# WORK TASK
Write out all the data again, exactly.

# THE DATA
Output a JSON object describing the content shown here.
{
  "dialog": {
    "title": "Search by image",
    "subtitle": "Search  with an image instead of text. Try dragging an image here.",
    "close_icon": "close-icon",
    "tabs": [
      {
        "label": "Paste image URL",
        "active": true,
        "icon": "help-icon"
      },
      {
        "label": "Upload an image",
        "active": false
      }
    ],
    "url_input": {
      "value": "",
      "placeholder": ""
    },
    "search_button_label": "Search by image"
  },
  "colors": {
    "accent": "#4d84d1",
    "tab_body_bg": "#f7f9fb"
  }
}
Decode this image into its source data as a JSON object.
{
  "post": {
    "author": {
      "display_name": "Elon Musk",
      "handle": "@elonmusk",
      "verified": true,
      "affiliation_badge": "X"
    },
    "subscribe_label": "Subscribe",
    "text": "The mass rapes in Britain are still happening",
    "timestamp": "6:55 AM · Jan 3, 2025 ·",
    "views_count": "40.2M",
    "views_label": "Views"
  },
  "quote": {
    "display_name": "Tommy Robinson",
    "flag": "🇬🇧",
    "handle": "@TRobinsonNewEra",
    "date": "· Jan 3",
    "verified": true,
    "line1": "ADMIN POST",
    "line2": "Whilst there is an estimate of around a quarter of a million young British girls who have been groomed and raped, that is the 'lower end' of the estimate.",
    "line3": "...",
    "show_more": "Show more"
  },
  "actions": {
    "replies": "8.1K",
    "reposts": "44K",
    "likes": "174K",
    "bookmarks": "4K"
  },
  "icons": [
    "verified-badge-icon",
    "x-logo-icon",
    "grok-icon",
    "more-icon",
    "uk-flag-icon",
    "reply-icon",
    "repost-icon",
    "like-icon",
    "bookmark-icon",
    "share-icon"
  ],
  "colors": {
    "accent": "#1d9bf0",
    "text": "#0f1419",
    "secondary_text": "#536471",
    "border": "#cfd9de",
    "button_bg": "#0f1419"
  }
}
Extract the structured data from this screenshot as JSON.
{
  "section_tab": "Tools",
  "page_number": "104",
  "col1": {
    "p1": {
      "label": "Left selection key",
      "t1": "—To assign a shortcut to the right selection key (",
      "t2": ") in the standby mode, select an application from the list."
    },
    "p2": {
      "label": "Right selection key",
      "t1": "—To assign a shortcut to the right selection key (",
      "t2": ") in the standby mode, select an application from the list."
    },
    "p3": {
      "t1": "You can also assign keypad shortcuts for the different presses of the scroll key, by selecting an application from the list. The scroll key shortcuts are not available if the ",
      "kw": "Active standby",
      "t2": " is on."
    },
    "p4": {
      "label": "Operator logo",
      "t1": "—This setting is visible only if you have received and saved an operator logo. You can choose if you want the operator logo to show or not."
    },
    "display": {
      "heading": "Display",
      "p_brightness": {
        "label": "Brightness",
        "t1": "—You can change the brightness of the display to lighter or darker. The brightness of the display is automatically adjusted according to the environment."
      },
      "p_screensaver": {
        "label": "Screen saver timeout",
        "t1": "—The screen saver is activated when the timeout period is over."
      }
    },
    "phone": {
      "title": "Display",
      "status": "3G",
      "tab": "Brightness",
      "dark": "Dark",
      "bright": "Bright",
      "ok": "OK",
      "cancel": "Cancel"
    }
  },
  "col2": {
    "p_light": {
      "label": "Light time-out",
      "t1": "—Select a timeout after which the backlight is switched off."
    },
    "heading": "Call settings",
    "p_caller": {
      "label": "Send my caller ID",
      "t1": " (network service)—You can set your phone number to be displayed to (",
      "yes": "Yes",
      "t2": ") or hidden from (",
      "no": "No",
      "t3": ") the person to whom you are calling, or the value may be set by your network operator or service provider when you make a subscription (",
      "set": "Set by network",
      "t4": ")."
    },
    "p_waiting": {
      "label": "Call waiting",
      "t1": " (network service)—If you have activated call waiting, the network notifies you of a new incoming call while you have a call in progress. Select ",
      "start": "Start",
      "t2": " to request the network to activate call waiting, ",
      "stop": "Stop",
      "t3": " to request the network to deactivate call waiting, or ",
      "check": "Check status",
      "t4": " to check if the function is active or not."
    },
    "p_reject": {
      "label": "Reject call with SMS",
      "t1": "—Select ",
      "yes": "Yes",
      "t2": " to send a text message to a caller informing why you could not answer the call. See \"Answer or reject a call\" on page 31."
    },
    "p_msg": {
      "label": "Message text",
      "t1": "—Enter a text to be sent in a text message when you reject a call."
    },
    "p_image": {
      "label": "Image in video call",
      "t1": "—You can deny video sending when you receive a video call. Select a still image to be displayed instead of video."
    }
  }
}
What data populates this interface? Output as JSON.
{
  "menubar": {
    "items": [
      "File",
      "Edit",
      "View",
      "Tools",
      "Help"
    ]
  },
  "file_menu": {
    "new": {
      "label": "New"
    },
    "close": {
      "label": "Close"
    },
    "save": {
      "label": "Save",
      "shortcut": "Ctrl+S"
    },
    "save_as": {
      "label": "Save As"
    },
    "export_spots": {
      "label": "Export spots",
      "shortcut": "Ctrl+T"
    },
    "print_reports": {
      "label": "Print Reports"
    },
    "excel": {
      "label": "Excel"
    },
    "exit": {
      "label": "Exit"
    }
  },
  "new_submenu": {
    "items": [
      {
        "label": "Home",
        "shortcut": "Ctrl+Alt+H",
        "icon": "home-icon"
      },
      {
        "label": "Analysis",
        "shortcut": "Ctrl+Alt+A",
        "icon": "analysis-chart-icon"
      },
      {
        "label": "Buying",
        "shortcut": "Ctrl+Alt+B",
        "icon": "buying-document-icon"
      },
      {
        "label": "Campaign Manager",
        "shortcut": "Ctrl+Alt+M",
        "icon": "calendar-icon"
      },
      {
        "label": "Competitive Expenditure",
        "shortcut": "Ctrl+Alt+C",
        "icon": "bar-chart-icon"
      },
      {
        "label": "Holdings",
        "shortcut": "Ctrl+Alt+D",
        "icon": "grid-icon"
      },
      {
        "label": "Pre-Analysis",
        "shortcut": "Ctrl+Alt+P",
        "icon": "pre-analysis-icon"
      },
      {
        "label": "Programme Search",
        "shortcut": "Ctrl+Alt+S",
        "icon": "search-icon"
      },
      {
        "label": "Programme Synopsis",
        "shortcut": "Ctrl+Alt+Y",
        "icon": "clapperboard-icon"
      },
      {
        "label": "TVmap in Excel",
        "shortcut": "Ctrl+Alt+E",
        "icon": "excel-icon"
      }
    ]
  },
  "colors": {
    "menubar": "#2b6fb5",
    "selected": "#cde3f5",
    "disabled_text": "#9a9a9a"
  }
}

# TASK ANSWER
Output a JSON object describing the content shown here.
{
  "dialog": {
    "title": "Search by image",
    "subtitle": "Search  with an image instead of text. Try dragging an image here.",
    "close_icon": "close-icon",
    "tabs": [
      {
        "label": "Paste image URL",
        "active": true,
        "icon": "help-icon"
      },
      {
        "label": "Upload an image",
        "active": false
      }
    ],
    "url_input": {
      "value": "",
      "placeholder": ""
    },
    "search_button_label": "Search by image"
  },
  "colors": {
    "accent": "#4d84d1",
    "tab_body_bg": "#f7f9fb"
  }
}
Decode this image into its source data as a JSON object.
{
  "post": {
    "author": {
      "display_name": "Elon Musk",
      "handle": "@elonmusk",
      "verified": true,
      "affiliation_badge": "X"
    },
    "subscribe_label": "Subscribe",
    "text": "The mass rapes in Britain are still happening",
    "timestamp": "6:55 AM · Jan 3, 2025 ·",
    "views_count": "40.2M",
    "views_label": "Views"
  },
  "quote": {
    "display_name": "Tommy Robinson",
    "flag": "🇬🇧",
    "handle": "@TRobinsonNewEra",
    "date": "· Jan 3",
    "verified": true,
    "line1": "ADMIN POST",
    "line2": "Whilst there is an estimate of around a quarter of a million young British girls who have been groomed and raped, that is the 'lower end' of the estimate.",
    "line3": "...",
    "show_more": "Show more"
  },
  "actions": {
    "replies": "8.1K",
    "reposts": "44K",
    "likes": "174K",
    "bookmarks": "4K"
  },
  "icons": [
    "verified-badge-icon",
    "x-logo-icon",
    "grok-icon",
    "more-icon",
    "uk-flag-icon",
    "reply-icon",
    "repost-icon",
    "like-icon",
    "bookmark-icon",
    "share-icon"
  ],
  "colors": {
    "accent": "#1d9bf0",
    "text": "#0f1419",
    "secondary_text": "#536471",
    "border": "#cfd9de",
    "button_bg": "#0f1419"
  }
}
Extract the structured data from this screenshot as JSON.
{
  "section_tab": "Tools",
  "page_number": "104",
  "col1": {
    "p1": {
      "label": "Left selection key",
      "t1": "—To assign a shortcut to the right selection key (",
      "t2": ") in the standby mode, select an application from the list."
    },
    "p2": {
      "label": "Right selection key",
      "t1": "—To assign a shortcut to the right selection key (",
      "t2": ") in the standby mode, select an application from the list."
    },
    "p3": {
      "t1": "You can also assign keypad shortcuts for the different presses of the scroll key, by selecting an application from the list. The scroll key shortcuts are not available if the ",
      "kw": "Active standby",
      "t2": " is on."
    },
    "p4": {
      "label": "Operator logo",
      "t1": "—This setting is visible only if you have received and saved an operator logo. You can choose if you want the operator logo to show or not."
    },
    "display": {
      "heading": "Display",
      "p_brightness": {
        "label": "Brightness",
        "t1": "—You can change the brightness of the display to lighter or darker. The brightness of the display is automatically adjusted according to the environment."
      },
      "p_screensaver": {
        "label": "Screen saver timeout",
        "t1": "—The screen saver is activated when the timeout period is over."
      }
    },
    "phone": {
      "title": "Display",
      "status": "3G",
      "tab": "Brightness",
      "dark": "Dark",
      "bright": "Bright",
      "ok": "OK",
      "cancel": "Cancel"
    }
  },
  "col2": {
    "p_light": {
      "label": "Light time-out",
      "t1": "—Select a timeout after which the backlight is switched off."
    },
    "heading": "Call settings",
    "p_caller": {
      "label": "Send my caller ID",
      "t1": " (network service)—You can set your phone number to be displayed to (",
      "yes": "Yes",
      "t2": ") or hidden from (",
      "no": "No",
      "t3": ") the person to whom you are calling, or the value may be set by your network operator or service provider when you make a subscription (",
      "set": "Set by network",
      "t4": ")."
    },
    "p_waiting": {
      "label": "Call waiting",
      "t1": " (network service)—If you have activated call waiting, the network notifies you of a new incoming call while you have a call in progress. Select ",
      "start": "Start",
      "t2": " to request the network to activate call waiting, ",
      "stop": "Stop",
      "t3": " to request the network to deactivate call waiting, or ",
      "check": "Check status",
      "t4": " to check if the function is active or not."
    },
    "p_reject": {
      "label": "Reject call with SMS",
      "t1": "—Select ",
      "yes": "Yes",
      "t2": " to send a text message to a caller informing why you could not answer the call. See \"Answer or reject a call\" on page 31."
    },
    "p_msg": {
      "label": "Message text",
      "t1": "—Enter a text to be sent in a text message when you reject a call."
    },
    "p_image": {
      "label": "Image in video call",
      "t1": "—You can deny video sending when you receive a video call. Select a still image to be displayed instead of video."
    }
  }
}
What data populates this interface? Output as JSON.
{
  "menubar": {
    "items": [
      "File",
      "Edit",
      "View",
      "Tools",
      "Help"
    ]
  },
  "file_menu": {
    "new": {
      "label": "New"
    },
    "close": {
      "label": "Close"
    },
    "save": {
      "label": "Save",
      "shortcut": "Ctrl+S"
    },
    "save_as": {
      "label": "Save As"
    },
    "export_spots": {
      "label": "Export spots",
      "shortcut": "Ctrl+T"
    },
    "print_reports": {
      "label": "Print Reports"
    },
    "excel": {
      "label": "Excel"
    },
    "exit": {
      "label": "Exit"
    }
  },
  "new_submenu": {
    "items": [
      {
        "label": "Home",
        "shortcut": "Ctrl+Alt+H",
        "icon": "home-icon"
      },
      {
        "label": "Analysis",
        "shortcut": "Ctrl+Alt+A",
        "icon": "analysis-chart-icon"
      },
      {
        "label": "Buying",
        "shortcut": "Ctrl+Alt+B",
        "icon": "buying-document-icon"
      },
      {
        "label": "Campaign Manager",
        "shortcut": "Ctrl+Alt+M",
        "icon": "calendar-icon"
      },
      {
        "label": "Competitive Expenditure",
        "shortcut": "Ctrl+Alt+C",
        "icon": "bar-chart-icon"
      },
      {
        "label": "Holdings",
        "shortcut": "Ctrl+Alt+D",
        "icon": "grid-icon"
      },
      {
        "label": "Pre-Analysis",
        "shortcut": "Ctrl+Alt+P",
        "icon": "pre-analysis-icon"
      },
      {
        "label": "Programme Search",
        "shortcut": "Ctrl+Alt+S",
        "icon": "search-icon"
      },
      {
        "label": "Programme Synopsis",
        "shortcut": "Ctrl+Alt+Y",
        "icon": "clapperboard-icon"
      },
      {
        "label": "TVmap in Excel",
        "shortcut": "Ctrl+Alt+E",
        "icon": "excel-icon"
      }
    ]
  },
  "colors": {
    "menubar": "#2b6fb5",
    "selected": "#cde3f5",
    "disabled_text": "#9a9a9a"
  }
}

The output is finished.